===== Listed records =====

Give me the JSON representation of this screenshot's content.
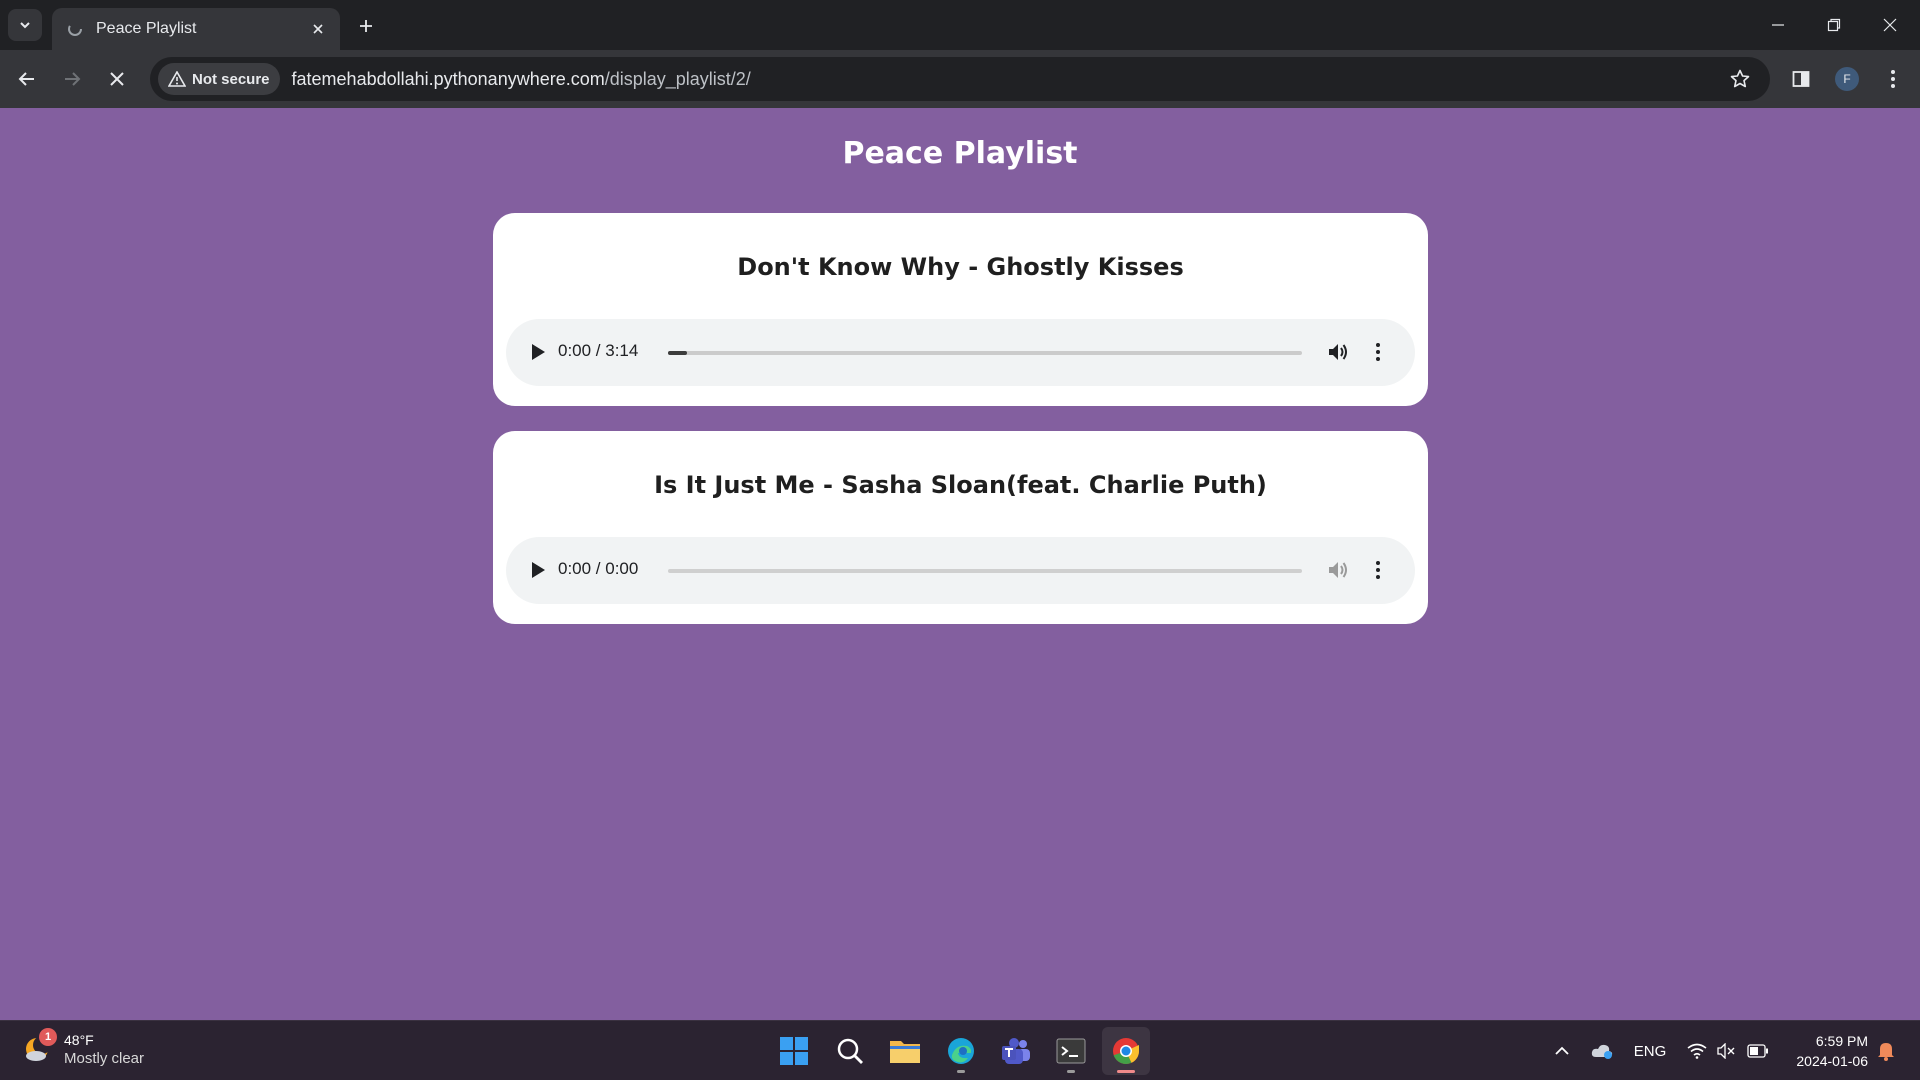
{
  "browser": {
    "tab_title": "Peace Playlist",
    "security_label": "Not secure",
    "url_host": "fatemehabdollahi.pythonanywhere.com",
    "url_path": "/display_playlist/2/",
    "profile_initial": "F"
  },
  "page": {
    "title": "Peace Playlist",
    "background_color": "#835f9f",
    "songs": [
      {
        "title": "Don't Know Why - Ghostly Kisses",
        "time": "0:00 / 3:14",
        "progress": 0.03,
        "loaded": true
      },
      {
        "title": "Is It Just Me - Sasha Sloan(feat. Charlie Puth)",
        "time": "0:00 / 0:00",
        "progress": 0,
        "loaded": false
      }
    ]
  },
  "taskbar": {
    "weather_temp": "48°F",
    "weather_condition": "Mostly clear",
    "weather_badge": "1",
    "language": "ENG",
    "time": "6:59 PM",
    "date": "2024-01-06",
    "apps": [
      "start-icon",
      "search-icon",
      "file-explorer-icon",
      "edge-icon",
      "teams-icon",
      "terminal-icon",
      "chrome-icon"
    ]
  }
}
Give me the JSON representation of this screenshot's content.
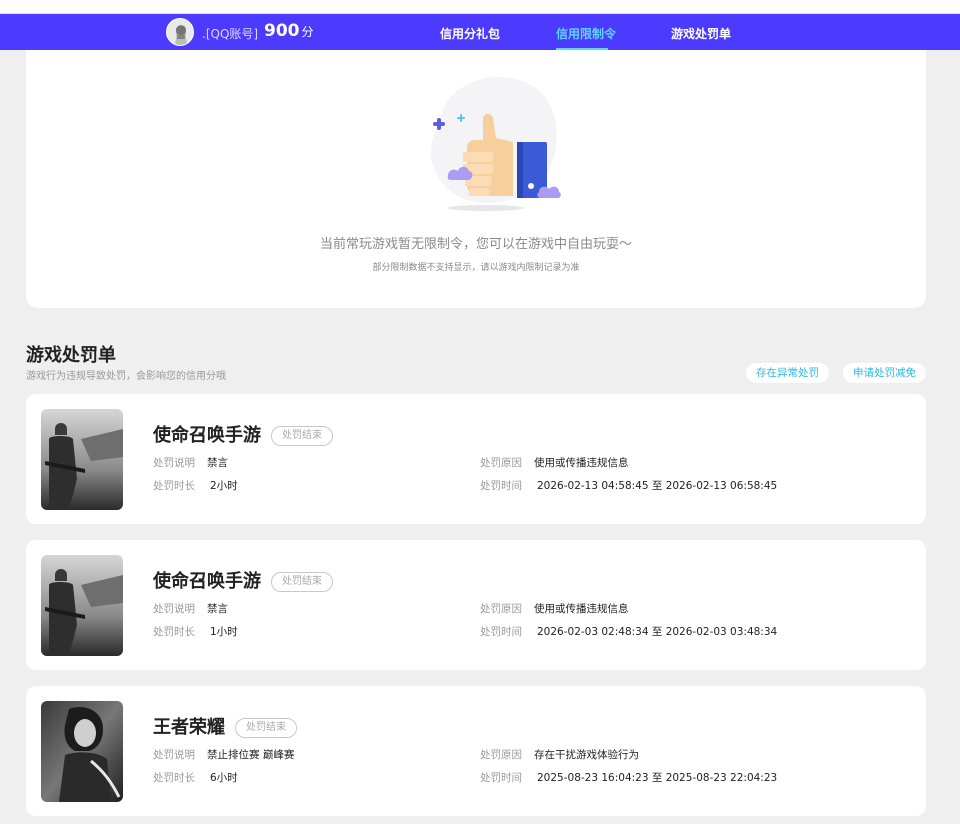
{
  "header": {
    "nickname": ".[QQ账号]",
    "score": "900",
    "score_unit": "分",
    "nav": [
      {
        "label": "信用分礼包"
      },
      {
        "label": "信用限制令"
      },
      {
        "label": "游戏处罚单"
      }
    ],
    "active_index": 1
  },
  "restrictions": {
    "empty_text": "当前常玩游戏暂无限制令，您可以在游戏中自由玩耍～",
    "note": "部分限制数据不支持显示，请以游戏内限制记录为准"
  },
  "penalties": {
    "title": "游戏处罚单",
    "subtitle": "游戏行为违规导致处罚，会影响您的信用分哦",
    "actions": [
      "存在异常处罚",
      "申请处罚减免"
    ],
    "labels": {
      "desc": "处罚说明",
      "duration": "处罚时长",
      "reason": "处罚原因",
      "time": "处罚时间"
    },
    "items": [
      {
        "game": "使命召唤手游",
        "status": "处罚结束",
        "desc": "禁言",
        "duration": "2小时",
        "reason": "使用或传播违规信息",
        "time": "2026-02-13 04:58:45 至 2026-02-13 06:58:45"
      },
      {
        "game": "使命召唤手游",
        "status": "处罚结束",
        "desc": "禁言",
        "duration": "1小时",
        "reason": "使用或传播违规信息",
        "time": "2026-02-03 02:48:34 至 2026-02-03 03:48:34"
      },
      {
        "game": "王者荣耀",
        "status": "处罚结束",
        "desc": "禁止排位赛 巅峰赛",
        "duration": "6小时",
        "reason": "存在干扰游戏体验行为",
        "time": "2025-08-23 16:04:23 至 2025-08-23 22:04:23"
      }
    ]
  },
  "colors": {
    "header_bg": "#4c3bff",
    "active_tab": "#5fd3ff",
    "link": "#2eb8e6",
    "page_bg": "#efefef"
  }
}
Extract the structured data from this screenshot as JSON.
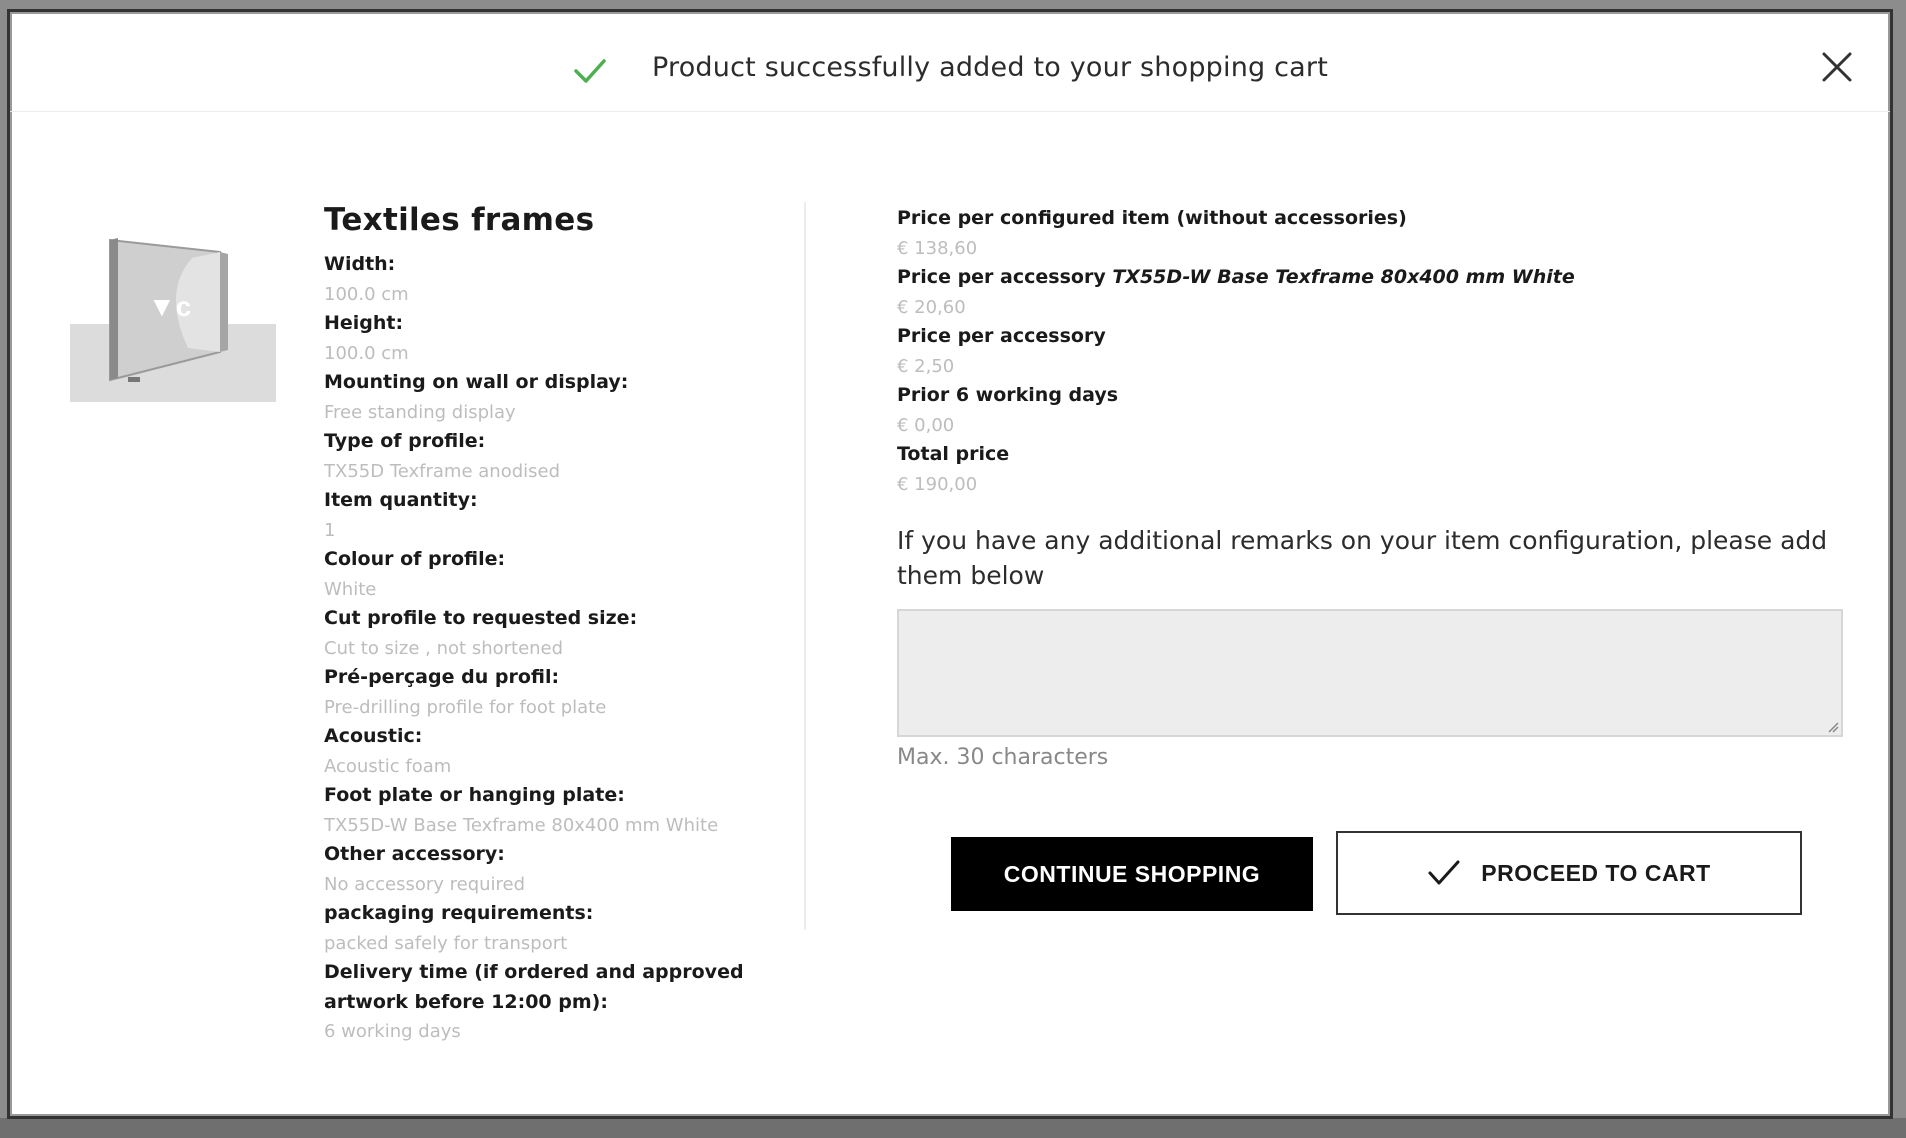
{
  "header": {
    "message": "Product successfully added to your shopping cart"
  },
  "product": {
    "title": "Textiles frames",
    "specs": [
      {
        "label": "Width:",
        "value": "100.0 cm"
      },
      {
        "label": "Height:",
        "value": "100.0 cm"
      },
      {
        "label": "Mounting on wall or display:",
        "value": "Free standing display"
      },
      {
        "label": "Type of profile:",
        "value": "TX55D Texframe anodised"
      },
      {
        "label": "Item quantity:",
        "value": "1"
      },
      {
        "label": "Colour of profile:",
        "value": "White"
      },
      {
        "label": "Cut profile to requested size:",
        "value": "Cut to size , not shortened"
      },
      {
        "label": "Pré-perçage du profil:",
        "value": "Pre-drilling profile for foot plate"
      },
      {
        "label": "Acoustic:",
        "value": "Acoustic foam"
      },
      {
        "label": "Foot plate or hanging plate:",
        "value": "TX55D-W Base Texframe 80x400 mm White"
      },
      {
        "label": "Other accessory:",
        "value": "No accessory required"
      },
      {
        "label": "packaging requirements:",
        "value": "packed safely for transport"
      },
      {
        "label": "Delivery time (if ordered and approved artwork before 12:00 pm):",
        "value": "6 working days"
      }
    ]
  },
  "prices": {
    "configured_label": "Price per configured item (without accessories)",
    "configured_value": "€ 138,60",
    "accessory1_label_prefix": "Price per accessory ",
    "accessory1_label_name": "TX55D-W Base Texframe 80x400 mm White",
    "accessory1_value": "€ 20,60",
    "accessory2_label": "Price per accessory",
    "accessory2_value": "€ 2,50",
    "prior_label": "Prior 6 working days",
    "prior_value": "€ 0,00",
    "total_label": "Total price",
    "total_value": "€ 190,00"
  },
  "remarks": {
    "prompt": "If you have any additional remarks on your item configuration, please add them below",
    "value": "",
    "hint": "Max. 30 characters"
  },
  "actions": {
    "continue_label": "CONTINUE SHOPPING",
    "proceed_label": "PROCEED TO CART"
  },
  "icons": {
    "header_check": "check-icon",
    "close": "close-icon",
    "proceed_check": "check-icon"
  },
  "colors": {
    "success_green": "#4caf50",
    "value_grey": "#bdbdbd",
    "button_black": "#000000"
  }
}
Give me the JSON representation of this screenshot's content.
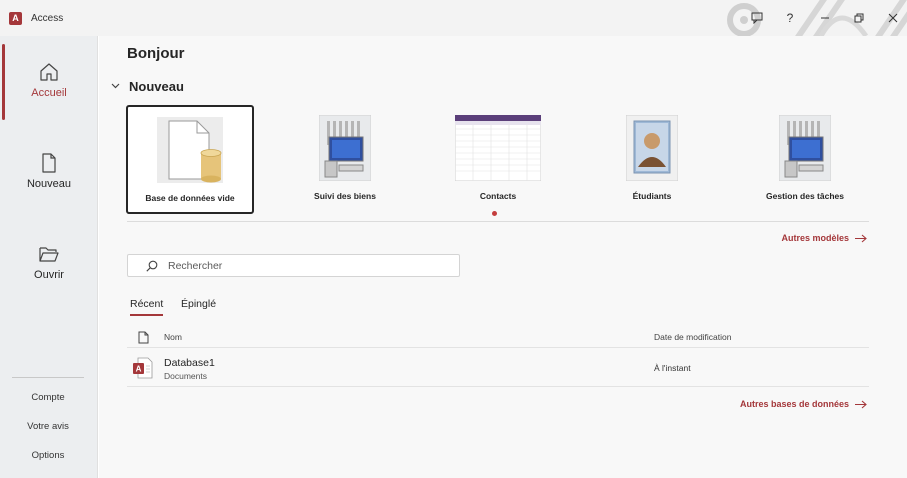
{
  "window": {
    "app_icon_letter": "A",
    "title": "Access",
    "buttons": [
      "feedback-icon",
      "help-icon",
      "minimize-icon",
      "restore-icon",
      "close-icon"
    ],
    "help_label": "?"
  },
  "colors": {
    "accent": "#a4373a",
    "sidebar_bg": "#eceef0",
    "main_bg": "#f8f8f8"
  },
  "sidebar": {
    "nav": [
      {
        "label": "Accueil",
        "icon": "home-icon",
        "active": true
      },
      {
        "label": "Nouveau",
        "icon": "new-document-icon"
      },
      {
        "label": "Ouvrir",
        "icon": "folder-open-icon"
      }
    ],
    "bottom": [
      {
        "label": "Compte"
      },
      {
        "label": "Votre avis"
      },
      {
        "label": "Options"
      }
    ]
  },
  "main": {
    "greeting": "Bonjour",
    "new_section": {
      "title": "Nouveau",
      "chevron": "chevron-down-icon"
    },
    "templates": [
      {
        "label": "Base de données vide",
        "icon": "blank-database-icon",
        "selected": true
      },
      {
        "label": "Suivi des biens",
        "icon": "computer-asset-icon"
      },
      {
        "label": "Contacts",
        "icon": "contacts-table-icon",
        "pinned": true
      },
      {
        "label": "Étudiants",
        "icon": "student-contact-icon"
      },
      {
        "label": "Gestion des tâches",
        "icon": "computer-task-icon"
      }
    ],
    "more_templates": "Autres modèles",
    "search": {
      "placeholder": "Rechercher",
      "value": ""
    },
    "tabs": [
      {
        "label": "Récent",
        "active": true
      },
      {
        "label": "Épinglé"
      }
    ],
    "list": {
      "columns": {
        "name": "Nom",
        "modified": "Date de modification"
      },
      "rows": [
        {
          "name": "Database1",
          "location": "Documents",
          "modified": "À l'instant",
          "icon": "access-file-icon"
        }
      ]
    },
    "more_databases": "Autres bases de données"
  }
}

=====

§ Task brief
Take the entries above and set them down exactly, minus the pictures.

§ Response to the exercise
Give me the JSON representation of this screenshot's content.
{
  "browser": {
    "tab_title": "Peace Playlist",
    "security_label": "Not secure",
    "url_host": "fatemehabdollahi.pythonanywhere.com",
    "url_path": "/display_playlist/2/",
    "profile_initial": "F"
  },
  "page": {
    "title": "Peace Playlist",
    "background_color": "#835f9f",
    "songs": [
      {
        "title": "Don't Know Why - Ghostly Kisses",
        "time": "0:00 / 3:14",
        "progress": 0.03,
        "loaded": true
      },
      {
        "title": "Is It Just Me - Sasha Sloan(feat. Charlie Puth)",
        "time": "0:00 / 0:00",
        "progress": 0,
        "loaded": false
      }
    ]
  },
  "taskbar": {
    "weather_temp": "48°F",
    "weather_condition": "Mostly clear",
    "weather_badge": "1",
    "language": "ENG",
    "time": "6:59 PM",
    "date": "2024-01-06",
    "apps": [
      "start-icon",
      "search-icon",
      "file-explorer-icon",
      "edge-icon",
      "teams-icon",
      "terminal-icon",
      "chrome-icon"
    ]
  }
}
Give me the JSON representation of this screenshot's content.
{
  "header": {
    "nickname": ".[QQ账号]",
    "score": "900",
    "score_unit": "分",
    "nav": [
      {
        "label": "信用分礼包"
      },
      {
        "label": "信用限制令"
      },
      {
        "label": "游戏处罚单"
      }
    ],
    "active_index": 1
  },
  "restrictions": {
    "empty_text": "当前常玩游戏暂无限制令，您可以在游戏中自由玩耍～",
    "note": "部分限制数据不支持显示，请以游戏内限制记录为准"
  },
  "penalties": {
    "title": "游戏处罚单",
    "subtitle": "游戏行为违规导致处罚，会影响您的信用分哦",
    "actions": [
      "存在异常处罚",
      "申请处罚减免"
    ],
    "labels": {
      "desc": "处罚说明",
      "duration": "处罚时长",
      "reason": "处罚原因",
      "time": "处罚时间"
    },
    "items": [
      {
        "game": "使命召唤手游",
        "status": "处罚结束",
        "desc": "禁言",
        "duration": "2小时",
        "reason": "使用或传播违规信息",
        "time": "2026-02-13 04:58:45 至 2026-02-13 06:58:45"
      },
      {
        "game": "使命召唤手游",
        "status": "处罚结束",
        "desc": "禁言",
        "duration": "1小时",
        "reason": "使用或传播违规信息",
        "time": "2026-02-03 02:48:34 至 2026-02-03 03:48:34"
      },
      {
        "game": "王者荣耀",
        "status": "处罚结束",
        "desc": "禁止排位赛 巅峰赛",
        "duration": "6小时",
        "reason": "存在干扰游戏体验行为",
        "time": "2025-08-23 16:04:23 至 2025-08-23 22:04:23"
      }
    ]
  },
  "colors": {
    "header_bg": "#4c3bff",
    "active_tab": "#5fd3ff",
    "link": "#2eb8e6",
    "page_bg": "#efefef"
  }
}
Extract the structured data from this screenshot as JSON.
{
  "header": {
    "message": "Product successfully added to your shopping cart"
  },
  "product": {
    "title": "Textiles frames",
    "specs": [
      {
        "label": "Width:",
        "value": "100.0 cm"
      },
      {
        "label": "Height:",
        "value": "100.0 cm"
      },
      {
        "label": "Mounting on wall or display:",
        "value": "Free standing display"
      },
      {
        "label": "Type of profile:",
        "value": "TX55D Texframe anodised"
      },
      {
        "label": "Item quantity:",
        "value": "1"
      },
      {
        "label": "Colour of profile:",
        "value": "White"
      },
      {
        "label": "Cut profile to requested size:",
        "value": "Cut to size , not shortened"
      },
      {
        "label": "Pré-perçage du profil:",
        "value": "Pre-drilling profile for foot plate"
      },
      {
        "label": "Acoustic:",
        "value": "Acoustic foam"
      },
      {
        "label": "Foot plate or hanging plate:",
        "value": "TX55D-W Base Texframe 80x400 mm White"
      },
      {
        "label": "Other accessory:",
        "value": "No accessory required"
      },
      {
        "label": "packaging requirements:",
        "value": "packed safely for transport"
      },
      {
        "label": "Delivery time (if ordered and approved artwork before 12:00 pm):",
        "value": "6 working days"
      }
    ]
  },
  "prices": {
    "configured_label": "Price per configured item (without accessories)",
    "configured_value": "€ 138,60",
    "accessory1_label_prefix": "Price per accessory ",
    "accessory1_label_name": "TX55D-W Base Texframe 80x400 mm White",
    "accessory1_value": "€ 20,60",
    "accessory2_label": "Price per accessory",
    "accessory2_value": "€ 2,50",
    "prior_label": "Prior 6 working days",
    "prior_value": "€ 0,00",
    "total_label": "Total price",
    "total_value": "€ 190,00"
  },
  "remarks": {
    "prompt": "If you have any additional remarks on your item configuration, please add them below",
    "value": "",
    "hint": "Max. 30 characters"
  },
  "actions": {
    "continue_label": "CONTINUE SHOPPING",
    "proceed_label": "PROCEED TO CART"
  },
  "icons": {
    "header_check": "check-icon",
    "close": "close-icon",
    "proceed_check": "check-icon"
  },
  "colors": {
    "success_green": "#4caf50",
    "value_grey": "#bdbdbd",
    "button_black": "#000000"
  }
}
Give me the JSON representation of this screenshot's content.
{
  "window": {
    "app_icon_letter": "A",
    "title": "Access",
    "buttons": [
      "feedback-icon",
      "help-icon",
      "minimize-icon",
      "restore-icon",
      "close-icon"
    ],
    "help_label": "?"
  },
  "colors": {
    "accent": "#a4373a",
    "sidebar_bg": "#eceef0",
    "main_bg": "#f8f8f8"
  },
  "sidebar": {
    "nav": [
      {
        "label": "Accueil",
        "icon": "home-icon",
        "active": true
      },
      {
        "label": "Nouveau",
        "icon": "new-document-icon"
      },
      {
        "label": "Ouvrir",
        "icon": "folder-open-icon"
      }
    ],
    "bottom": [
      {
        "label": "Compte"
      },
      {
        "label": "Votre avis"
      },
      {
        "label": "Options"
      }
    ]
  },
  "main": {
    "greeting": "Bonjour",
    "new_section": {
      "title": "Nouveau",
      "chevron": "chevron-down-icon"
    },
    "templates": [
      {
        "label": "Base de données vide",
        "icon": "blank-database-icon",
        "selected": true
      },
      {
        "label": "Suivi des biens",
        "icon": "computer-asset-icon"
      },
      {
        "label": "Contacts",
        "icon": "contacts-table-icon",
        "pinned": true
      },
      {
        "label": "Étudiants",
        "icon": "student-contact-icon"
      },
      {
        "label": "Gestion des tâches",
        "icon": "computer-task-icon"
      }
    ],
    "more_templates": "Autres modèles",
    "search": {
      "placeholder": "Rechercher",
      "value": ""
    },
    "tabs": [
      {
        "label": "Récent",
        "active": true
      },
      {
        "label": "Épinglé"
      }
    ],
    "list": {
      "columns": {
        "name": "Nom",
        "modified": "Date de modification"
      },
      "rows": [
        {
          "name": "Database1",
          "location": "Documents",
          "modified": "À l'instant",
          "icon": "access-file-icon"
        }
      ]
    },
    "more_databases": "Autres bases de données"
  }
}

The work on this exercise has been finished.